 chance of winning the general than a wounded Traficant.

 In the days following Hagan's decision to enter the race in September 1999,
 the leaders, mindful that the outcome in any one of a number of wildcard
 districts could make or break the party's chances for the majority, met at
 the Democratic Congressional Campaign Committee to discuss the matter,
 according to sources who attended the meeting.

 The leaders resolved they had to stick with Traficant, fearing the precedent
 that would be set if they backed off an incumbent, however troubled. Current
 policy at the DCCC says the committee must always back the incumbent.
 Sources in the meeting described it as a "review" of that policy, even if it
 was clear that Traficant's situation had caused leaders to waver.

 Hagan said he has had no contact with Gephardt or other national party
 leaders but he worried that the seat could be lost to Republicans if
 Traficant wins the primary and faces indictment down the road.

 Marcone said Gephardt hasn't inquired about Traficant's situation since news
 of the subpoenas broke. And he added that "given the Congressman's voting
 record, Gephardt might be happy if he were gone. He's never been a team
 player with the party."

 Traficant's support of Republican positions has won friends across the aisle
 and some Republicans have already leapt to his defense.

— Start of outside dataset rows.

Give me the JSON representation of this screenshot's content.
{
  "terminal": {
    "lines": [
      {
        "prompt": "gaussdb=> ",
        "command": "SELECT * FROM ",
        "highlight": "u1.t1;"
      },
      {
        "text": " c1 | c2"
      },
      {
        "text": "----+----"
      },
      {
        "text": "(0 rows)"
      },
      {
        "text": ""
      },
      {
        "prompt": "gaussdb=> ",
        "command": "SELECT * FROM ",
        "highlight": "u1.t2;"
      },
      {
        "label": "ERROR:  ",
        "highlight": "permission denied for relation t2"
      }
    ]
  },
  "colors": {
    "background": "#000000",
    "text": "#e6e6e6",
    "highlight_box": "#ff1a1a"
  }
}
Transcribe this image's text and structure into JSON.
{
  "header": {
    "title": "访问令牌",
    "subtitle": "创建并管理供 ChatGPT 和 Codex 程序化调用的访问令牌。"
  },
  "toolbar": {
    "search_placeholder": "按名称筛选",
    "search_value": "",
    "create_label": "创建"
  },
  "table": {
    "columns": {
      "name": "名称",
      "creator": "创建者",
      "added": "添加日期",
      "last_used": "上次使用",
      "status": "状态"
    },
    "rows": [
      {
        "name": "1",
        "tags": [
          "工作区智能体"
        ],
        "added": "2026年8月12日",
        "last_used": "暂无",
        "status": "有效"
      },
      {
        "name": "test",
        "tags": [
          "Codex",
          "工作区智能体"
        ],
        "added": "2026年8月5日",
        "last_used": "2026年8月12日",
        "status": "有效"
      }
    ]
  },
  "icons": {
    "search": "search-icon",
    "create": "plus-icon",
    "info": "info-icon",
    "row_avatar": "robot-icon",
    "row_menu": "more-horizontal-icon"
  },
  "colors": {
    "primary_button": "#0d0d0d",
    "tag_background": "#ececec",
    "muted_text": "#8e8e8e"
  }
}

 Rep. Steve LaTourette (R-Ohio), whose district borders Traficant's, told
 Roll Call that if the subpoenas are politically motivated to damage
 Traficant just before the primary, "then I think it's not only egregious,
 it's outrageous and people should suffer some penalty, including the loss of
 their jobs. I think the timing right before the primary stinks."